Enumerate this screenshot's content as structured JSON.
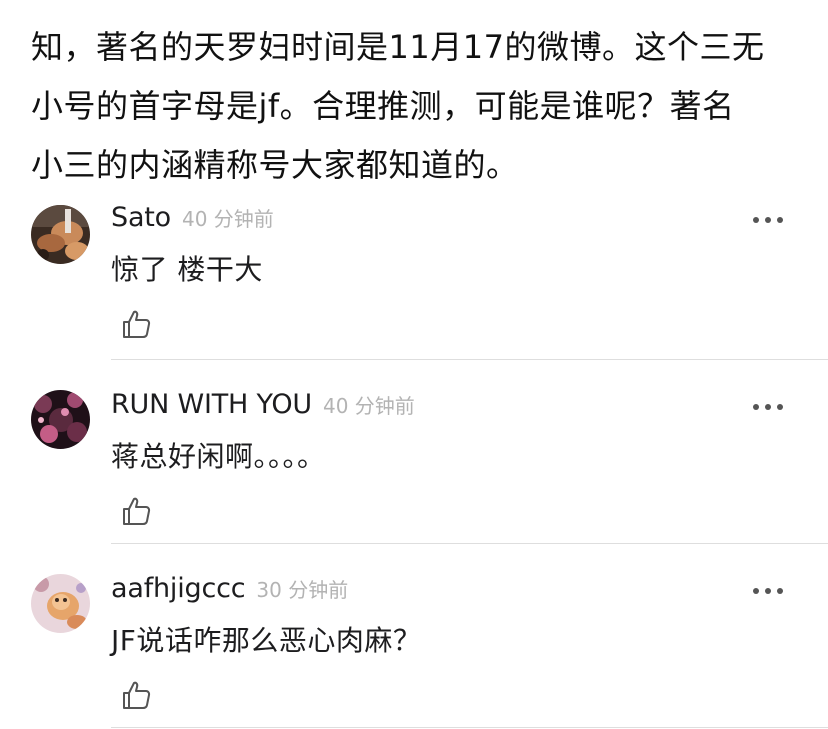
{
  "post": {
    "lines": [
      "知，著名的天罗妇时间是11月17的微博。这个三无",
      "小号的首字母是jf。合理推测，可能是谁呢？著名",
      "小三的内涵精称号大家都知道的。"
    ]
  },
  "comments": [
    {
      "username": "Sato",
      "timestamp": "40 分钟前",
      "text": "惊了 楼干大",
      "avatar_icon": "user-avatar-photo"
    },
    {
      "username": "RUN WITH YOU",
      "timestamp": "40 分钟前",
      "text": "蒋总好闲啊。。。。",
      "avatar_icon": "user-avatar-photo"
    },
    {
      "username": "aafhjigccc",
      "timestamp": "30 分钟前",
      "text": "JF说话咋那么恶心肉麻？",
      "avatar_icon": "user-avatar-photo"
    }
  ],
  "icons": {
    "more": "more-dots-icon",
    "like": "thumbs-up-icon"
  },
  "colors": {
    "text": "#1d1d1f",
    "timestamp": "#b3b3b3",
    "divider": "#dedede",
    "icon": "#555555"
  }
}
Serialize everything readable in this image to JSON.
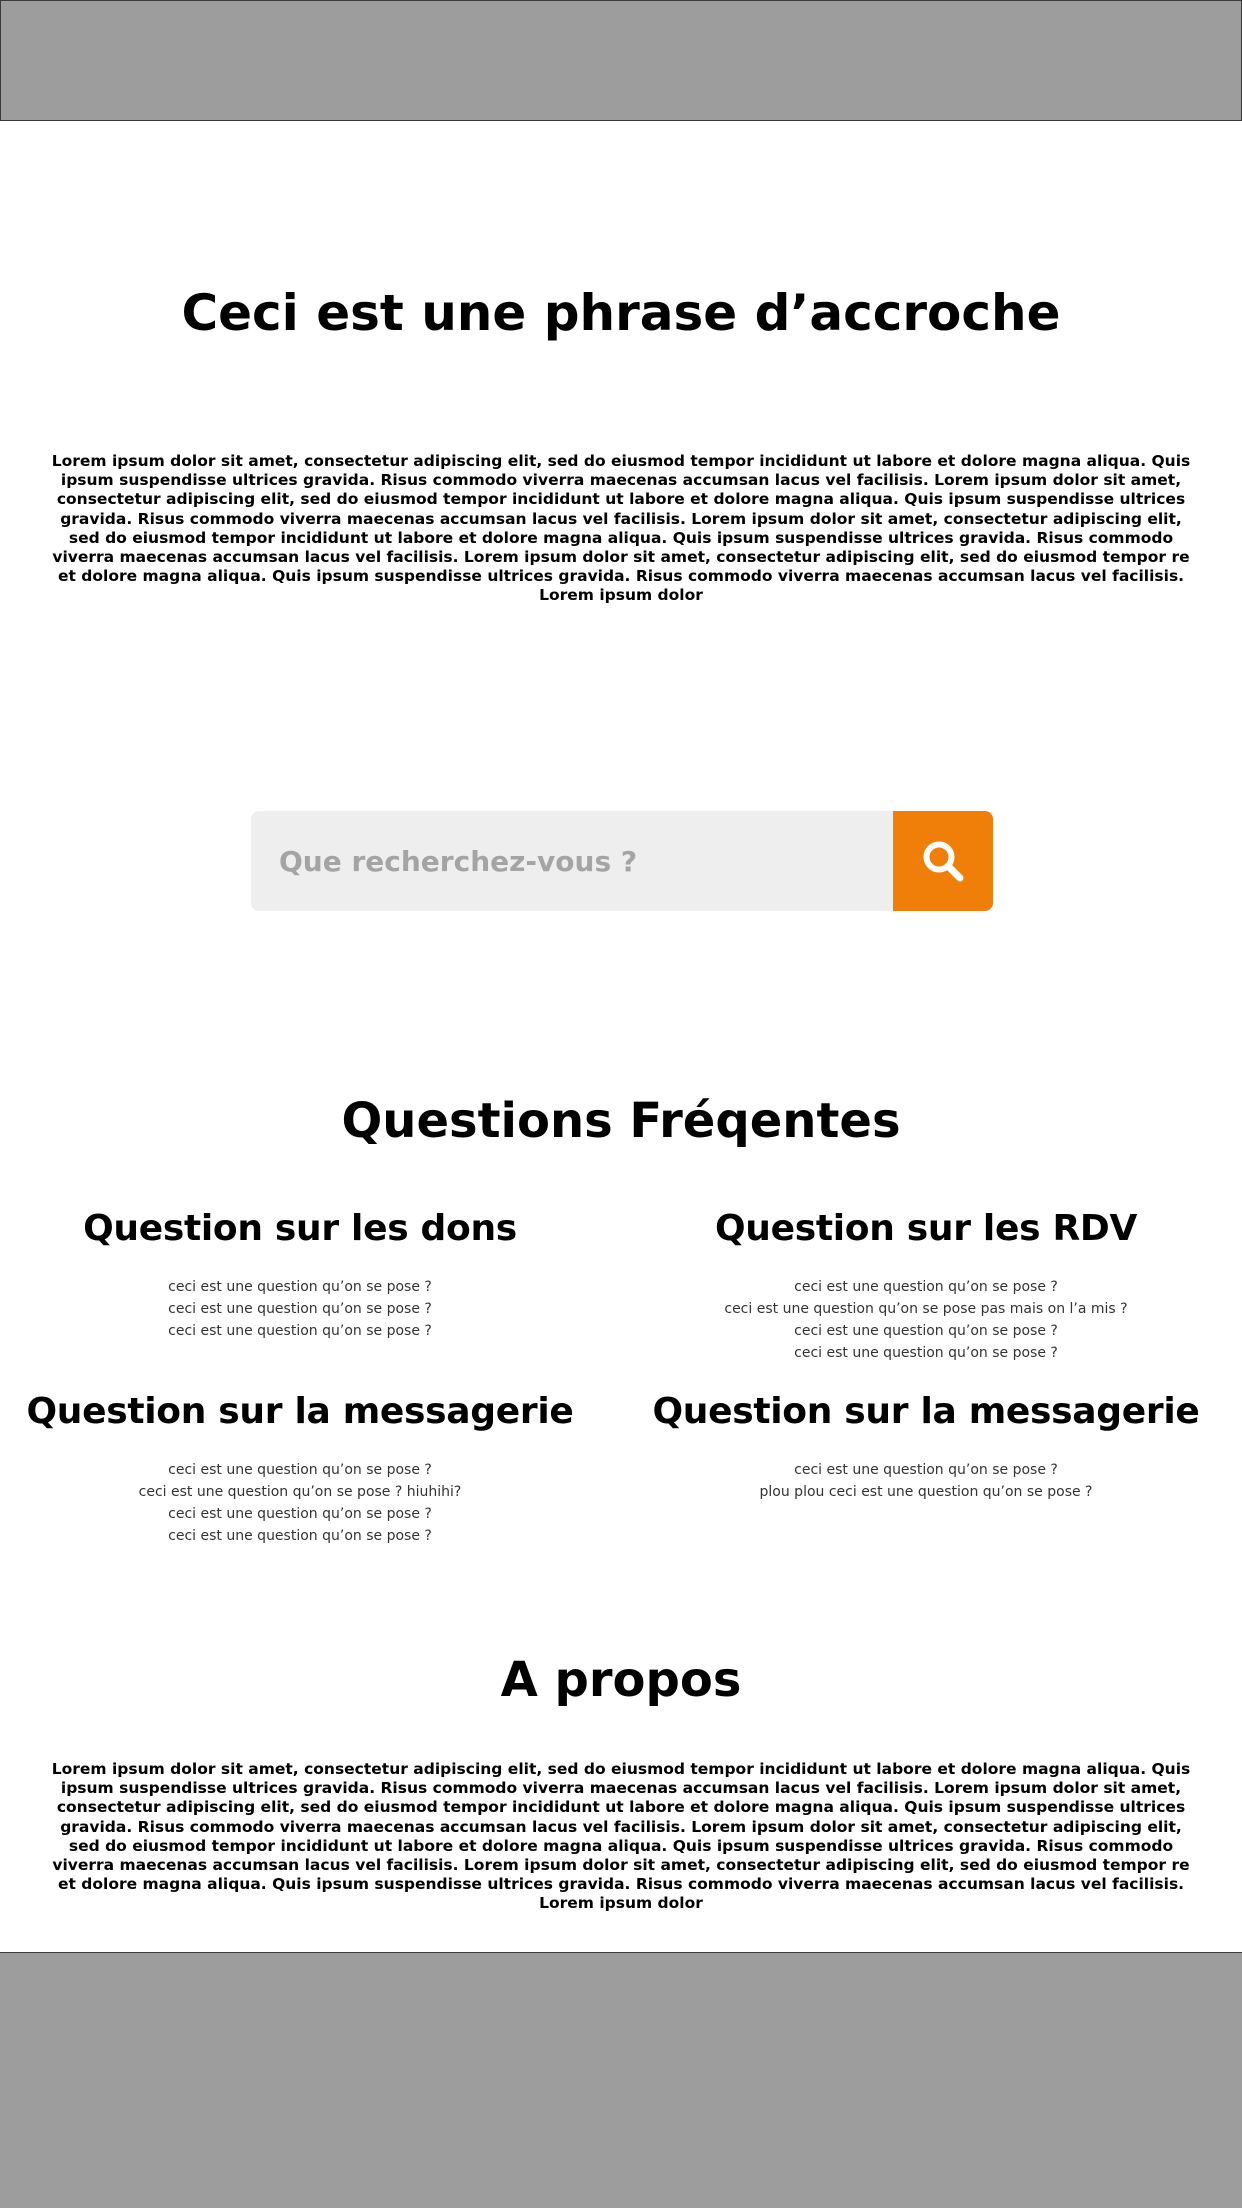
{
  "hero": {
    "title": "Ceci est une phrase d’accroche",
    "text": "Lorem ipsum dolor sit amet, consectetur adipiscing elit, sed do eiusmod tempor incididunt ut labore et dolore magna aliqua. Quis ipsum suspendisse ultrices gravida. Risus commodo viverra maecenas accumsan lacus vel facilisis. Lorem ipsum dolor sit amet, consectetur adipiscing elit, sed do eiusmod tempor incididunt ut labore et dolore magna aliqua. Quis ipsum suspendisse ultrices gravida. Risus commodo viverra maecenas accumsan lacus vel facilisis. Lorem ipsum dolor sit amet, consectetur adipiscing elit, sed do eiusmod tempor incididunt ut labore et dolore magna aliqua. Quis ipsum suspendisse ultrices gravida. Risus commodo viverra maecenas accumsan lacus vel facilisis. Lorem ipsum dolor sit amet, consectetur adipiscing elit, sed do eiusmod tempor re et dolore magna aliqua. Quis ipsum suspendisse ultrices gravida. Risus commodo viverra maecenas accumsan lacus vel facilisis. Lorem ipsum dolor"
  },
  "search": {
    "placeholder": "Que recherchez-vous ?",
    "value": "",
    "button_icon": "search-icon"
  },
  "faq": {
    "title": "Questions Fréqentes",
    "groups": [
      {
        "title": "Question sur les dons",
        "questions": [
          "ceci est une question qu’on se pose ?",
          "ceci est une question qu’on se pose ?",
          "ceci est une question qu’on se pose ?"
        ]
      },
      {
        "title": "Question sur les RDV",
        "questions": [
          "ceci est une question qu’on se pose ?",
          "ceci est une question qu’on se pose pas mais on l’a mis ?",
          "ceci est une question qu’on se pose ?",
          "ceci est une question qu’on se pose ?"
        ]
      },
      {
        "title": "Question sur la messagerie",
        "questions": [
          "ceci est une question qu’on se pose ?",
          "ceci est une question qu’on se pose ? hiuhihi?",
          "ceci est une question qu’on se pose ?",
          "ceci est une question qu’on se pose ?"
        ]
      },
      {
        "title": "Question sur la messagerie",
        "questions": [
          "ceci est une question qu’on se pose ?",
          "plou plou ceci est une question qu’on se pose ?"
        ]
      }
    ]
  },
  "about": {
    "title": "A propos",
    "text": "Lorem ipsum dolor sit amet, consectetur adipiscing elit, sed do eiusmod tempor incididunt ut labore et dolore magna aliqua. Quis ipsum suspendisse ultrices gravida. Risus commodo viverra maecenas accumsan lacus vel facilisis. Lorem ipsum dolor sit amet, consectetur adipiscing elit, sed do eiusmod tempor incididunt ut labore et dolore magna aliqua. Quis ipsum suspendisse ultrices gravida. Risus commodo viverra maecenas accumsan lacus vel facilisis. Lorem ipsum dolor sit amet, consectetur adipiscing elit, sed do eiusmod tempor incididunt ut labore et dolore magna aliqua. Quis ipsum suspendisse ultrices gravida. Risus commodo viverra maecenas accumsan lacus vel facilisis. Lorem ipsum dolor sit amet, consectetur adipiscing elit, sed do eiusmod tempor re et dolore magna aliqua. Quis ipsum suspendisse ultrices gravida. Risus commodo viverra maecenas accumsan lacus vel facilisis. Lorem ipsum dolor"
  },
  "colors": {
    "accent": "#f07f0a",
    "placeholder_bar": "#9d9d9d",
    "search_bg": "#eeeeee"
  }
}
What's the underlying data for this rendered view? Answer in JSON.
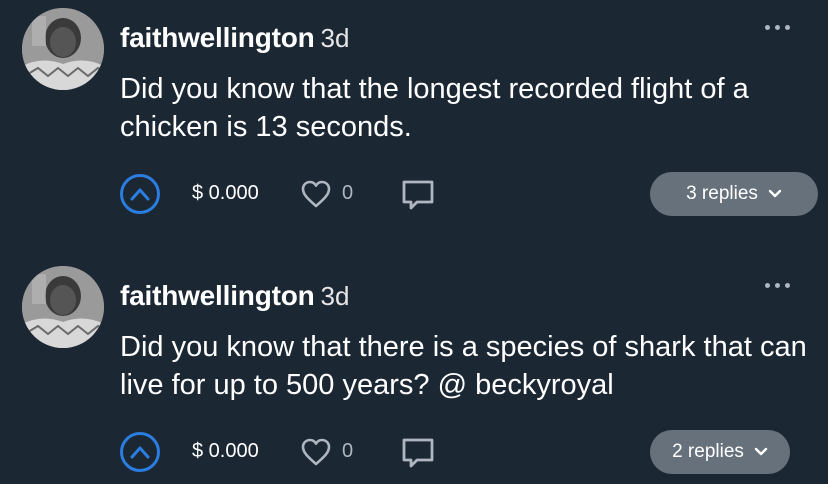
{
  "posts": [
    {
      "username": "faithwellington",
      "time": "3d",
      "text": "Did you know that the longest recorded flight of a chicken is 13 seconds.",
      "amount": "$ 0.000",
      "likes": "0",
      "replies": "3 replies",
      "icons": {
        "upvote": "chevron-up-icon",
        "like": "heart-outline-icon",
        "comment": "comment-icon",
        "more": "more-horizontal-icon",
        "replies": "chevron-down-icon"
      }
    },
    {
      "username": "faithwellington",
      "time": "3d",
      "text": "Did you know that there is a species of shark that can live for up to 500 years? @ beckyroyal",
      "amount": "$ 0.000",
      "likes": "0",
      "replies": "2 replies",
      "icons": {
        "upvote": "chevron-up-icon",
        "like": "heart-outline-icon",
        "comment": "comment-icon",
        "more": "more-horizontal-icon",
        "replies": "chevron-down-icon"
      }
    }
  ],
  "colors": {
    "background": "#1c2734",
    "accent": "#2a7de1",
    "muted": "#aeb6c0",
    "pill": "#66717c"
  }
}
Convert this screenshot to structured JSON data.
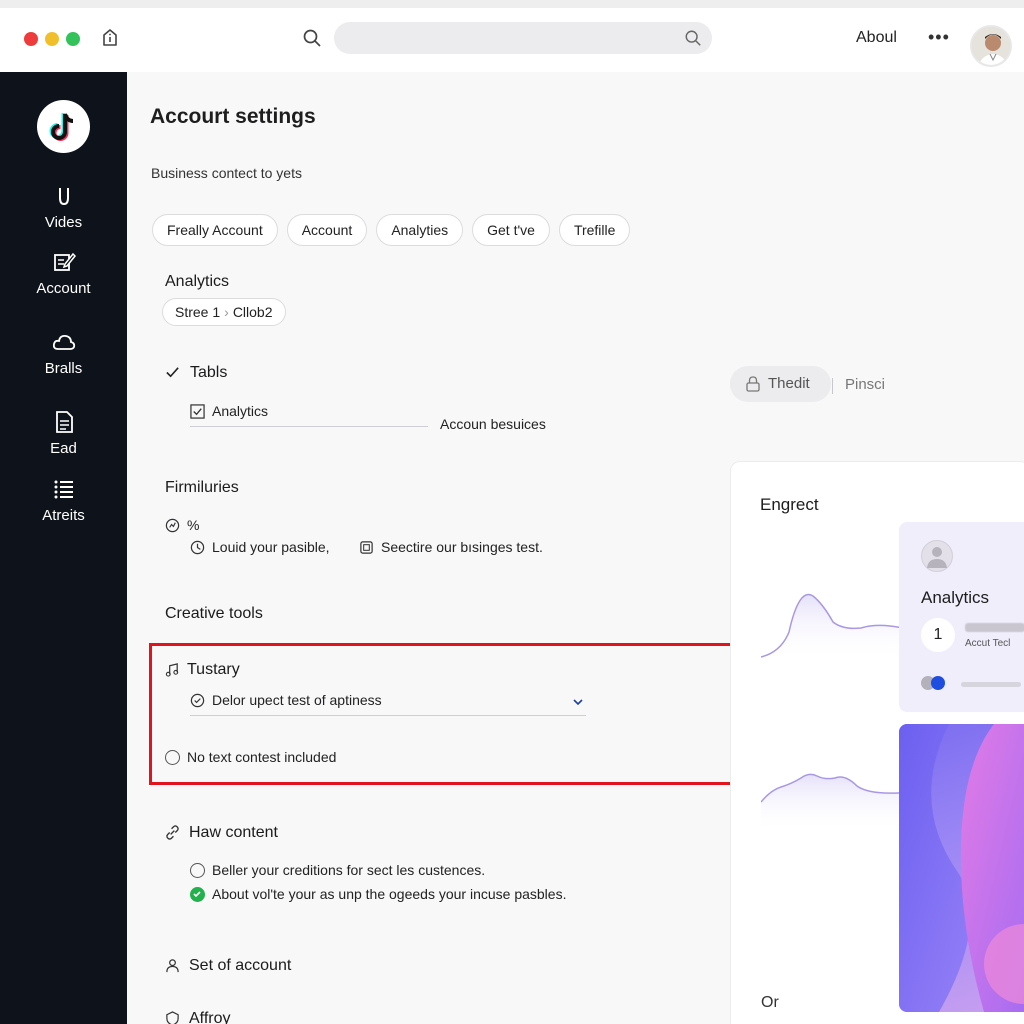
{
  "window": {
    "about_label": "Aboul",
    "search_placeholder": ""
  },
  "sidebar": {
    "items": [
      {
        "label": "Vides",
        "icon": "shield-icon"
      },
      {
        "label": "Account",
        "icon": "edit-icon"
      },
      {
        "label": "Bralls",
        "icon": "cloud-icon"
      },
      {
        "label": "Ead",
        "icon": "document-icon"
      },
      {
        "label": "Atreits",
        "icon": "list-icon"
      }
    ]
  },
  "main": {
    "title": "Accourt settings",
    "subtitle": "Business contect to yets",
    "tabs": [
      "Freally Account",
      "Account",
      "Analyties",
      "Get t've",
      "Trefille"
    ],
    "analytics": {
      "heading": "Analytics",
      "crumb_1": "Stree 1",
      "crumb_2": "Cllob2"
    },
    "tabls": {
      "heading": "Tabls",
      "checkbox_label": "Analytics",
      "side_text": "Accoun besuices"
    },
    "firmiluries": {
      "heading": "Firmiluries",
      "percent": "%",
      "item_1": "Louid your pasible,",
      "item_2": "Seectire our bısinges test."
    },
    "creative_tools": {
      "heading": "Creative tools",
      "tustary_label": "Tustary",
      "dropdown_value": "Delor upect test of aptiness",
      "radio_label": "No text contest included"
    },
    "haw_content": {
      "heading": "Haw content",
      "option_1": "Beller your creditions for sect les custences.",
      "option_2": "About vol'te your as unp the ogeeds your incuse pasbles."
    },
    "set_of_account": "Set of account",
    "affroy": "Affroy"
  },
  "right": {
    "thedit_button": "Thedit",
    "pinsci": "Pinsci",
    "panel_title": "Engrect",
    "panel_footer": "Or",
    "card": {
      "title": "Analytics",
      "number": "1",
      "caption": "Accut Tecl"
    }
  },
  "colors": {
    "sidebar_bg": "#0e131b",
    "highlight_border": "#e0141c",
    "check_green": "#22b14c",
    "accent_blue": "#1f4de0"
  }
}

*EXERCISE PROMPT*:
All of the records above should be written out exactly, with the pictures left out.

*REPLY TO THE TASK*:
Enumerate this screenshot's content as structured JSON.
{
  "post": {
    "lines": [
      "知，著名的天罗妇时间是11月17的微博。这个三无",
      "小号的首字母是jf。合理推测，可能是谁呢？著名",
      "小三的内涵精称号大家都知道的。"
    ]
  },
  "comments": [
    {
      "username": "Sato",
      "timestamp": "40 分钟前",
      "text": "惊了 楼干大",
      "avatar_icon": "user-avatar-photo"
    },
    {
      "username": "RUN WITH YOU",
      "timestamp": "40 分钟前",
      "text": "蒋总好闲啊。。。。",
      "avatar_icon": "user-avatar-photo"
    },
    {
      "username": "aafhjigccc",
      "timestamp": "30 分钟前",
      "text": "JF说话咋那么恶心肉麻？",
      "avatar_icon": "user-avatar-photo"
    }
  ],
  "icons": {
    "more": "more-dots-icon",
    "like": "thumbs-up-icon"
  },
  "colors": {
    "text": "#1d1d1f",
    "timestamp": "#b3b3b3",
    "divider": "#dedede",
    "icon": "#555555"
  }
}
Serialize everything readable in this image to JSON.
{
  "hero": {
    "title": "Ceci est une phrase d’accroche",
    "text": "Lorem ipsum dolor sit amet, consectetur adipiscing elit, sed do eiusmod tempor incididunt ut labore et dolore magna aliqua. Quis ipsum suspendisse ultrices gravida. Risus commodo viverra maecenas accumsan lacus vel facilisis. Lorem ipsum dolor sit amet, consectetur adipiscing elit, sed do eiusmod tempor incididunt ut labore et dolore magna aliqua. Quis ipsum suspendisse ultrices gravida. Risus commodo viverra maecenas accumsan lacus vel facilisis. Lorem ipsum dolor sit amet, consectetur adipiscing elit, sed do eiusmod tempor incididunt ut labore et dolore magna aliqua. Quis ipsum suspendisse ultrices gravida. Risus commodo viverra maecenas accumsan lacus vel facilisis. Lorem ipsum dolor sit amet, consectetur adipiscing elit, sed do eiusmod tempor re et dolore magna aliqua. Quis ipsum suspendisse ultrices gravida. Risus commodo viverra maecenas accumsan lacus vel facilisis. Lorem ipsum dolor"
  },
  "search": {
    "placeholder": "Que recherchez-vous ?",
    "value": "",
    "button_icon": "search-icon"
  },
  "faq": {
    "title": "Questions Fréqentes",
    "groups": [
      {
        "title": "Question sur les dons",
        "questions": [
          "ceci est une question qu’on se pose ?",
          "ceci est une question qu’on se pose ?",
          "ceci est une question qu’on se pose ?"
        ]
      },
      {
        "title": "Question sur les RDV",
        "questions": [
          "ceci est une question qu’on se pose ?",
          "ceci est une question qu’on se pose pas mais on l’a mis ?",
          "ceci est une question qu’on se pose ?",
          "ceci est une question qu’on se pose ?"
        ]
      },
      {
        "title": "Question sur la messagerie",
        "questions": [
          "ceci est une question qu’on se pose ?",
          "ceci est une question qu’on se pose ? hiuhihi?",
          "ceci est une question qu’on se pose ?",
          "ceci est une question qu’on se pose ?"
        ]
      },
      {
        "title": "Question sur la messagerie",
        "questions": [
          "ceci est une question qu’on se pose ?",
          "plou plou ceci est une question qu’on se pose ?"
        ]
      }
    ]
  },
  "about": {
    "title": "A propos",
    "text": "Lorem ipsum dolor sit amet, consectetur adipiscing elit, sed do eiusmod tempor incididunt ut labore et dolore magna aliqua. Quis ipsum suspendisse ultrices gravida. Risus commodo viverra maecenas accumsan lacus vel facilisis. Lorem ipsum dolor sit amet, consectetur adipiscing elit, sed do eiusmod tempor incididunt ut labore et dolore magna aliqua. Quis ipsum suspendisse ultrices gravida. Risus commodo viverra maecenas accumsan lacus vel facilisis. Lorem ipsum dolor sit amet, consectetur adipiscing elit, sed do eiusmod tempor incididunt ut labore et dolore magna aliqua. Quis ipsum suspendisse ultrices gravida. Risus commodo viverra maecenas accumsan lacus vel facilisis. Lorem ipsum dolor sit amet, consectetur adipiscing elit, sed do eiusmod tempor re et dolore magna aliqua. Quis ipsum suspendisse ultrices gravida. Risus commodo viverra maecenas accumsan lacus vel facilisis. Lorem ipsum dolor"
  },
  "colors": {
    "accent": "#f07f0a",
    "placeholder_bar": "#9d9d9d",
    "search_bg": "#eeeeee"
  }
}
What's the underlying data for this rendered view? Answer in JSON.
{
  "posts": [
    {
      "username": "faithwellington",
      "time": "3d",
      "text": "Did you know that the longest recorded flight of a chicken is 13 seconds.",
      "amount": "$ 0.000",
      "likes": "0",
      "replies": "3 replies",
      "icons": {
        "upvote": "chevron-up-icon",
        "like": "heart-outline-icon",
        "comment": "comment-icon",
        "more": "more-horizontal-icon",
        "replies": "chevron-down-icon"
      }
    },
    {
      "username": "faithwellington",
      "time": "3d",
      "text": "Did you know that there is a species of shark that can live for up to 500 years? @ beckyroyal",
      "amount": "$ 0.000",
      "likes": "0",
      "replies": "2 replies",
      "icons": {
        "upvote": "chevron-up-icon",
        "like": "heart-outline-icon",
        "comment": "comment-icon",
        "more": "more-horizontal-icon",
        "replies": "chevron-down-icon"
      }
    }
  ],
  "colors": {
    "background": "#1c2734",
    "accent": "#2a7de1",
    "muted": "#aeb6c0",
    "pill": "#66717c"
  }
}
Convert this screenshot to structured JSON data.
{
  "window": {
    "about_label": "Aboul",
    "search_placeholder": ""
  },
  "sidebar": {
    "items": [
      {
        "label": "Vides",
        "icon": "shield-icon"
      },
      {
        "label": "Account",
        "icon": "edit-icon"
      },
      {
        "label": "Bralls",
        "icon": "cloud-icon"
      },
      {
        "label": "Ead",
        "icon": "document-icon"
      },
      {
        "label": "Atreits",
        "icon": "list-icon"
      }
    ]
  },
  "main": {
    "title": "Accourt settings",
    "subtitle": "Business contect to yets",
    "tabs": [
      "Freally Account",
      "Account",
      "Analyties",
      "Get t've",
      "Trefille"
    ],
    "analytics": {
      "heading": "Analytics",
      "crumb_1": "Stree 1",
      "crumb_2": "Cllob2"
    },
    "tabls": {
      "heading": "Tabls",
      "checkbox_label": "Analytics",
      "side_text": "Accoun besuices"
    },
    "firmiluries": {
      "heading": "Firmiluries",
      "percent": "%",
      "item_1": "Louid your pasible,",
      "item_2": "Seectire our bısinges test."
    },
    "creative_tools": {
      "heading": "Creative tools",
      "tustary_label": "Tustary",
      "dropdown_value": "Delor upect test of aptiness",
      "radio_label": "No text contest included"
    },
    "haw_content": {
      "heading": "Haw content",
      "option_1": "Beller your creditions for sect les custences.",
      "option_2": "About vol'te your as unp the ogeeds your incuse pasbles."
    },
    "set_of_account": "Set of account",
    "affroy": "Affroy"
  },
  "right": {
    "thedit_button": "Thedit",
    "pinsci": "Pinsci",
    "panel_title": "Engrect",
    "panel_footer": "Or",
    "card": {
      "title": "Analytics",
      "number": "1",
      "caption": "Accut Tecl"
    }
  },
  "colors": {
    "sidebar_bg": "#0e131b",
    "highlight_border": "#e0141c",
    "check_green": "#22b14c",
    "accent_blue": "#1f4de0"
  }
}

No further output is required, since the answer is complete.